Art & Activism

Brush with Border Patrol inspires APP on Immigration Rights


Published: Friday, Jan. 18 2013 6:07 p.m. MST

David Morales, standing, and Martin Miranda talk about some of the designs of the new immigration app for iPhone and Android called Derechos Herencia, or "Inherited Rights," in Sandy Thursday, January 17, 2013

Brian Nicholson, OKespaol

SALT LAKE CITY — David Morales was on a Greyhound bus near Las Cruces, N.M., when Border Patrol agents stopped the bus for a routine check.

Morales, 21, rose up and informed his fellow passengers of their rights. That landed him in detention for nine hours before immigration agents decided to cut him loose.

The experience, he says, was his inspiration for developing an app to inform undocumented people of their rights in wide array of scenarios ranging from a traffic stops by city police officer to a workplace raid by Immigration and Customs Enforcement agents. 

"I can't be on every bus, but I can make something that can," Morales said.

The app, Derechos Herencia, which roughly translates as "inherited rights," is available for smartphone and tablet users.

"I want to make it available to everyone who has questions about immigration," he said.

Morales, who is an illegal immigrant, spent 17 days in jail following a previous encounter with immigration agents on another bus ride when he was 19. He was en route to a Bible college in Louisiana when agents boarded the bus for a routine enforcement check.

When agents asked him if he was a U.S. citizen, Morales told them he was not, and he was held in a detention center to await deportation proceedings.

He was released after his family posted a $4,000 bond. He was eventually granted administrative relief, which he believes was aided by the signatures of 15,000 people who supported him.

The app has a feature to create online petitions on behalf of people facing deportation.

Two lawyers have vetted the content of the app to ensure its accuracy, Morales said. The app is intended to be an educational resource for undocumented people in advance of encounters with local, state or federal authorities.

"It's kind of like the Mexican ACLU," he said.

Morales, who plans to become a Christian minister and possibly attend law school, is also a plaintiff in the ongoing legal challenge to HB497, Utah's immigration enforcement law passed by the Legislature in 2011. 

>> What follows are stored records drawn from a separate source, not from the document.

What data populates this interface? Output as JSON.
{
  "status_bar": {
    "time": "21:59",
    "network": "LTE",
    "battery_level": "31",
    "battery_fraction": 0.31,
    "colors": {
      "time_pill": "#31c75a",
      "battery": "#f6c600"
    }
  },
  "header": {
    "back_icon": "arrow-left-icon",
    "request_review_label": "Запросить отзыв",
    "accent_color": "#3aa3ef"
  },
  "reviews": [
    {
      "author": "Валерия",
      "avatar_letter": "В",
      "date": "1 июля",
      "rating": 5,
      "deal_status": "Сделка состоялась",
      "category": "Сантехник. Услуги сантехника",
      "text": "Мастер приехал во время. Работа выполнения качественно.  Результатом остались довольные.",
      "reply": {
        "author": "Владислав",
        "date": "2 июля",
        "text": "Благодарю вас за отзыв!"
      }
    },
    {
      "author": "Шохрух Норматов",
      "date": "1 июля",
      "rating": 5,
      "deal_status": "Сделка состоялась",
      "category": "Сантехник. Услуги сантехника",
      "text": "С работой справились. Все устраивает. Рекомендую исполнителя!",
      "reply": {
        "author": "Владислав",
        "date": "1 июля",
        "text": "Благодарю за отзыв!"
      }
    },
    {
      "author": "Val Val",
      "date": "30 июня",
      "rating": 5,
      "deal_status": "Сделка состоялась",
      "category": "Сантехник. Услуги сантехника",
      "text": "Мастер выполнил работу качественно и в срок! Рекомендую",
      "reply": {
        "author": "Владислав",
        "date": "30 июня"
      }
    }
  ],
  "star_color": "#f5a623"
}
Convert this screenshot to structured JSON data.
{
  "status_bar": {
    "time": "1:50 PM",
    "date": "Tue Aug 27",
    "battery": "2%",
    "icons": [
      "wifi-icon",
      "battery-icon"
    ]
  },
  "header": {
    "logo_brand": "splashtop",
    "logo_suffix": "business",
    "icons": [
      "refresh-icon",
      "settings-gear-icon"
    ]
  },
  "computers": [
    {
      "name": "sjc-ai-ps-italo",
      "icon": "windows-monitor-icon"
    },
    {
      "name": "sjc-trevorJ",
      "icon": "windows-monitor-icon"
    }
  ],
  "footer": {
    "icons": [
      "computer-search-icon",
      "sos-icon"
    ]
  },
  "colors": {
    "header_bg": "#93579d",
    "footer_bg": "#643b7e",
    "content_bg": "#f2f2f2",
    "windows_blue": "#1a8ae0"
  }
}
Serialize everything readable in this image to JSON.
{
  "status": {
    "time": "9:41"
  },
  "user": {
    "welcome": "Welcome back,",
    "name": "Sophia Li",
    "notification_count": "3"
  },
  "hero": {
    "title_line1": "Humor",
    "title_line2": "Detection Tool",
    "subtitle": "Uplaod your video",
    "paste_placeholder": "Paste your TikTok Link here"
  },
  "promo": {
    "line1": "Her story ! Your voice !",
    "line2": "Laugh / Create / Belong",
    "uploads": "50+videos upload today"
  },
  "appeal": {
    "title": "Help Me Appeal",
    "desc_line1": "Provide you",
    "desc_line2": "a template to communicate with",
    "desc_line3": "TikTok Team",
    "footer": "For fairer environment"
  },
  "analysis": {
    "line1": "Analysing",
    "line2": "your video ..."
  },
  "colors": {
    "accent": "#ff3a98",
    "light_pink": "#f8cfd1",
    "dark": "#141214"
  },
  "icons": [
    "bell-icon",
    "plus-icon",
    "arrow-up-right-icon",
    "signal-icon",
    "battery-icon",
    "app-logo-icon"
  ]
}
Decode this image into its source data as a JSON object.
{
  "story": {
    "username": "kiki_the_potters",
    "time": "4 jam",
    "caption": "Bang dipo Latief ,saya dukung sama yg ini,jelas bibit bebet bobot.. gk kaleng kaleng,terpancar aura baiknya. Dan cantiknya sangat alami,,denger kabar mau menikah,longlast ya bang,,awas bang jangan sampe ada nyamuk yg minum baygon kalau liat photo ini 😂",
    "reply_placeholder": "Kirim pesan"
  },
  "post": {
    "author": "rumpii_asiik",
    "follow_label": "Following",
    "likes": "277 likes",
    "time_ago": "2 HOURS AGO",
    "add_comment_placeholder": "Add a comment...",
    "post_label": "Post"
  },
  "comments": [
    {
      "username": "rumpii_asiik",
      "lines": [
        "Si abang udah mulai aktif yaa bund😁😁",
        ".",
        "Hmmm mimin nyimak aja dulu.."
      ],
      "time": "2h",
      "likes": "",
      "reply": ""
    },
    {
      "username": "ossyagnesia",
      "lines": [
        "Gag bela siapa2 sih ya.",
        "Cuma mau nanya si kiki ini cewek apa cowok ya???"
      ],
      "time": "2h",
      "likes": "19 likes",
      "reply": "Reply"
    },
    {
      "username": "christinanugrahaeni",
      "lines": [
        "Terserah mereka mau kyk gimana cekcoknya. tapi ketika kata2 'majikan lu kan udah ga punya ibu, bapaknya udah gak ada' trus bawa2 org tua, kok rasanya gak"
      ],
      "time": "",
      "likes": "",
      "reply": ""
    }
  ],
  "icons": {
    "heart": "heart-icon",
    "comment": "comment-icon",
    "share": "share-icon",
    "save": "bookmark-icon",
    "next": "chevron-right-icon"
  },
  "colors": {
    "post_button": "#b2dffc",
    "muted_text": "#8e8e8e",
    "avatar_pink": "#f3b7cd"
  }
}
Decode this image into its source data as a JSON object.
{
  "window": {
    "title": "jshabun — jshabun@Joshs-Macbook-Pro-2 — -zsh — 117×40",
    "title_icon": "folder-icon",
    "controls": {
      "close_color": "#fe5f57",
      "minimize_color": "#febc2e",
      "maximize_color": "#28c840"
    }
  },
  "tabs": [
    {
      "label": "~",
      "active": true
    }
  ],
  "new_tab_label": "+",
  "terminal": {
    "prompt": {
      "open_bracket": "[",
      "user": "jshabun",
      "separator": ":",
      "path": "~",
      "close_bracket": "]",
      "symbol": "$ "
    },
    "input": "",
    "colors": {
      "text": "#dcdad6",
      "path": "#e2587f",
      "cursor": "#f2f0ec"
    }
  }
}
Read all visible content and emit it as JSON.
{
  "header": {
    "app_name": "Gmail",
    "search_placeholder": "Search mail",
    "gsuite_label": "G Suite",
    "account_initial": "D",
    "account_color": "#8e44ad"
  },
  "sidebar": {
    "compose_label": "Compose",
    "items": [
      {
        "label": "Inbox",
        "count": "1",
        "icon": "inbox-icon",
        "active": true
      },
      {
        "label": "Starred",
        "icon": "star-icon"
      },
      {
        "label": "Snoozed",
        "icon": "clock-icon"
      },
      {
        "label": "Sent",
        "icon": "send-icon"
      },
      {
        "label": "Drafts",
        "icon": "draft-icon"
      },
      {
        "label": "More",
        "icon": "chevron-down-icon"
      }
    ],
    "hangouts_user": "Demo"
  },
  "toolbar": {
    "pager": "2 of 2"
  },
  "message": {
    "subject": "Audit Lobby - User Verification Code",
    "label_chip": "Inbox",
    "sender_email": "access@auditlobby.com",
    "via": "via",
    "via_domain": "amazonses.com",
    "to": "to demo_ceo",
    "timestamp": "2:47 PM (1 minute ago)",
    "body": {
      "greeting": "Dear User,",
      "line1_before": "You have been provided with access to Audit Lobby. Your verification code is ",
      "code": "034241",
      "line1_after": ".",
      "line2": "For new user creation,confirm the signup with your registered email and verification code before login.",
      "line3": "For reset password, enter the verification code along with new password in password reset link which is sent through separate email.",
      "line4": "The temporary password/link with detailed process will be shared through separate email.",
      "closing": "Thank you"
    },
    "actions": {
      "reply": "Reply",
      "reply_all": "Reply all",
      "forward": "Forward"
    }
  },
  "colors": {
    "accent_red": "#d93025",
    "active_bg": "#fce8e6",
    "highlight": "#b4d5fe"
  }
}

Aside from dealing with the possibility of being deported and being part of a federal court challenge over the constitutionality of a Utah law, the reality of his undocumented status hit home when his grandmother died of cancer in Mexico, and he and his family members were not able to comfort her before she died or attend her funeral.

"My mom left her mother to give me and my brothers a better life," said Morales, who has lived in Utah since he was 9.

While Morales said he is optimistic that Congress will take up immigration reform, his family is much like other families in Utah. They have mixed immigration status, and different family members encounter a wide variety of challenges.

Morales' sisters are undocumented, but both are married to U.S. citizens. His parents are undocumented, and his younger brother is a "Dreamer" — young people brought to the United States as children by undocumented parents. 

The brother of his brother-in-law was arrested at his home five years ago after slipping away from his workplace while federal agents were conducting a raid.

"That was the last time I saw him," Morales said.

"Every scenario that changes affects me in some way."

Morales said he relies on faith to endure the trials that he and his family have faced.

To followers of Jesus Christ, the questions over how to address illegal immigration boil down to this, Morales says: "Are we really doing what Christ wants us to do?"

Mostly, Morales doesn't want anyone else to endure the stress and fear of being incarcerated over an immigration matter.

He also hopes he can further understanding that people, regardless of their immigration status, have the same needs and dreams.

"At the end of the day, we are all human. We all want the same things. We want to feel welcomed, appreciated and loved," Morales said. "If we can't give that to one another, what hope do we have?"